A long awaited bill to rewrite the state law governing conservatorships has undergone a last minute amendment at the request of hospitals thus delaying a final House vote on the measure and forcing another Senate vote.
The amendment, which triggered a brief debate and a motion to delay further action came Wednesday as the General Assembly moved toward a planned early adjournment.
The amendment would create a new and special path for hospitals to move patients unable to make decisions for themselves into lower cost settings such as nursing homes or rehabilitation facilities.
Under the amendment, a hospital could petition the court directly for authorization to transfer a patient unable to act for him or herself to a lower level of care without going through notice and waiting periods.

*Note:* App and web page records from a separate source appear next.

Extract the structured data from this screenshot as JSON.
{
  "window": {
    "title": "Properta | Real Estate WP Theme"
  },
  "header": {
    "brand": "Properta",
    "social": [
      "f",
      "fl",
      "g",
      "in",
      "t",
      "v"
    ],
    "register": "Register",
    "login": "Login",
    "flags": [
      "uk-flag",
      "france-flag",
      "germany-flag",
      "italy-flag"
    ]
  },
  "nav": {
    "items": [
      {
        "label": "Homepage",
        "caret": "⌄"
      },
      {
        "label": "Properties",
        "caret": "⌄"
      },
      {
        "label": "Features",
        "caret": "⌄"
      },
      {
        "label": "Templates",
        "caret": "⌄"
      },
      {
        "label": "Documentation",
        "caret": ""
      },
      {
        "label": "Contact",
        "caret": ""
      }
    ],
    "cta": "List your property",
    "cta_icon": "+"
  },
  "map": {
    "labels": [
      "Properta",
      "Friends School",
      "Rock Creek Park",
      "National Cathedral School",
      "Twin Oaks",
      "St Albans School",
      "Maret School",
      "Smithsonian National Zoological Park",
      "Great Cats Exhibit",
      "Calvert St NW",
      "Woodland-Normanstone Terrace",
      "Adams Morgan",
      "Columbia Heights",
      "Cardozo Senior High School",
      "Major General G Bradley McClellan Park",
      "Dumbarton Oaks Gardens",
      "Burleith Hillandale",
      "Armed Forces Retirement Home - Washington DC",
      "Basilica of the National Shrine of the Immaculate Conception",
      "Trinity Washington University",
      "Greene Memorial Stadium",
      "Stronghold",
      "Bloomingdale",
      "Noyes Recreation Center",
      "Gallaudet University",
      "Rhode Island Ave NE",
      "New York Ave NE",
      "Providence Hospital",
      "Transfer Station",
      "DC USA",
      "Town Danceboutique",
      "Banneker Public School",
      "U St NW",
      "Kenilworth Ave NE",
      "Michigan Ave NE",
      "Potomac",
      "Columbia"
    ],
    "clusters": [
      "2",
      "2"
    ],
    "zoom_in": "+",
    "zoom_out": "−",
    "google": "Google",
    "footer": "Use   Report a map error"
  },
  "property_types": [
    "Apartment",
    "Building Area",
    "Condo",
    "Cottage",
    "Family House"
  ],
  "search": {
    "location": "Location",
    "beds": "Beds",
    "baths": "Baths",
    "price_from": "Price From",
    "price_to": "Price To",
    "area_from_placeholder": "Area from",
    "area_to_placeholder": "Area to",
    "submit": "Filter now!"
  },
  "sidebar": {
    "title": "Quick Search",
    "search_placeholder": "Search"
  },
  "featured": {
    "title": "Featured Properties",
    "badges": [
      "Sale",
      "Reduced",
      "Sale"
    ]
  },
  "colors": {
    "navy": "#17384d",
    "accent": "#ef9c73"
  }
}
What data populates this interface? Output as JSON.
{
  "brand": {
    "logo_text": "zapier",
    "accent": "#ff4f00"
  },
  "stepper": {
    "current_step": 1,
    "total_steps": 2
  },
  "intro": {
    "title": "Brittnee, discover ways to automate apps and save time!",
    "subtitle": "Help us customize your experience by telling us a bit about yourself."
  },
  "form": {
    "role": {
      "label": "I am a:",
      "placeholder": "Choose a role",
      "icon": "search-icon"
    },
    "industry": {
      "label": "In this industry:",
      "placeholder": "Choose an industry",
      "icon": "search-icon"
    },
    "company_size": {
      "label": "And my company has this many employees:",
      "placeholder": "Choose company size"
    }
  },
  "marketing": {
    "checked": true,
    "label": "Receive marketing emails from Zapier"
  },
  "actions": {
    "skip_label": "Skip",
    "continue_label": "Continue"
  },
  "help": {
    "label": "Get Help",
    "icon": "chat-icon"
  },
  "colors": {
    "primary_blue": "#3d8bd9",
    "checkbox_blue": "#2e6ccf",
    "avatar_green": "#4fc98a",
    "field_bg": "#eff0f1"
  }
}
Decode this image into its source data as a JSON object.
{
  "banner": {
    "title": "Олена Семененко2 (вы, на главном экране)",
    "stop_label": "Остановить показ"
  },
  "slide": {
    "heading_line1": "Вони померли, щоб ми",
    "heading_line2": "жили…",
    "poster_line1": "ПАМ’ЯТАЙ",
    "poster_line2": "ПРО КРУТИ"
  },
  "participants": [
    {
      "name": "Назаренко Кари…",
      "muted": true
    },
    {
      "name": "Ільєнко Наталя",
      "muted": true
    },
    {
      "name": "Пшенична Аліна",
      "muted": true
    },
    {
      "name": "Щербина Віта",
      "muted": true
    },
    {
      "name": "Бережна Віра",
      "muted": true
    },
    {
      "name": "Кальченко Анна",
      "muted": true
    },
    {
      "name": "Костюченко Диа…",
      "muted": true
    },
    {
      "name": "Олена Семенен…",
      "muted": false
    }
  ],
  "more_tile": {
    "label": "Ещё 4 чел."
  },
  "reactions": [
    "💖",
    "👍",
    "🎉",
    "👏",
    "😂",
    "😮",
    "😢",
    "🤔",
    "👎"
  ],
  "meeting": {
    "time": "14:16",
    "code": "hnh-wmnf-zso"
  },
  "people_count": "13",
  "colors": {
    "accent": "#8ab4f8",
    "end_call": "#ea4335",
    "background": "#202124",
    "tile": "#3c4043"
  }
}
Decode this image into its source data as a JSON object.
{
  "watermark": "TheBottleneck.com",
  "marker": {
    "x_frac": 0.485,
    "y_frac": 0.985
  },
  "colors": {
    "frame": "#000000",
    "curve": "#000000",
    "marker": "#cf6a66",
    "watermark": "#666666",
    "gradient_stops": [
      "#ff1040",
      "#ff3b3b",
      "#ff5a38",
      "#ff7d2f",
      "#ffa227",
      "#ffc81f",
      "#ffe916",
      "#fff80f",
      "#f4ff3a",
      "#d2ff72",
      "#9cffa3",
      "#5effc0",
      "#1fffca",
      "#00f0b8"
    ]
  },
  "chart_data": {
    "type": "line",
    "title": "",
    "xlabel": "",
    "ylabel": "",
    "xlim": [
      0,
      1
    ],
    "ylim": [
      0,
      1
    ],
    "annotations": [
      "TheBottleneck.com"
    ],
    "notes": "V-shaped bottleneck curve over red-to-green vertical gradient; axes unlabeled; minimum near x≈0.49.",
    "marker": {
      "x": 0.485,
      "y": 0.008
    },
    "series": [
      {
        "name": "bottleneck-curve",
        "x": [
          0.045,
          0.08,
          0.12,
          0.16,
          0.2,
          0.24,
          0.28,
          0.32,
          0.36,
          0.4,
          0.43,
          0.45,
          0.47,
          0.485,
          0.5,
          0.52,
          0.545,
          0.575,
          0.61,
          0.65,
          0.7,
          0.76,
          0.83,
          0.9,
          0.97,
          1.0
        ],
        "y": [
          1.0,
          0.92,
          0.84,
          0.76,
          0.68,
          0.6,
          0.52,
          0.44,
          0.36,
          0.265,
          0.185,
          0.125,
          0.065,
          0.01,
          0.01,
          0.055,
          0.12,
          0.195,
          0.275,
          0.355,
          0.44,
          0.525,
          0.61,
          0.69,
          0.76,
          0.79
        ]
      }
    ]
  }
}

Rep. Andrew Farmer, a sponsor of the original legislation, said the change provides “another avenue for hospitals to move someone out of their bed. This is a compomise.” He said he had been approached by two hospitals, including Vanderbilt University Medical Center seeking the change.
Under the version of the bill approved earlier by the state Senate, hospitals would have had to comply with newly established procedures for emergency conservatorships, which require a notice within 48 hours to the person being conserved and a hearing within 5 days.
In brief debate after adoption of the amendment, several Republican members questioned why the amendment was being offered at the last minute and why it did not go through the Civil Justice Committee which approved an earlier version of the bill.
Allan F. Ramsaur of the Tennessee Bar Association, which originally proposed a rewrite of the state conservatorship law, said he expected the Senate to go along with the amendment.
“We worked with the hospitals to find a third way of preserving rights but not requiring them to keep someone in the expensive hospital bed,” Ramsaur said in an email response to questions.
Under the amendment a hospital would petition the court for the appointment on an expedited basis of a special limited fiduciary with the authority to have the patient discharged or transferred.
“The proposed amendment allows someone to be moved to an appropriate level of care without impacting or invoking the emergency provisions component of the act,” said John Howser, assistant vice chancellor for Vanderbilt University Medical Center. “(It) is aimed as a last resort option for caregivers to be included as decision-makers for patients with no families or with families who cannot or will not be involved.”
The proposed rewrite of the conservatorship law came following statewide hearings by the bar association at which several former wards charged that their rights and property were taken away without notice or just cause.
Lawmakers Amend Conservatorship Law After Concern From Hospitals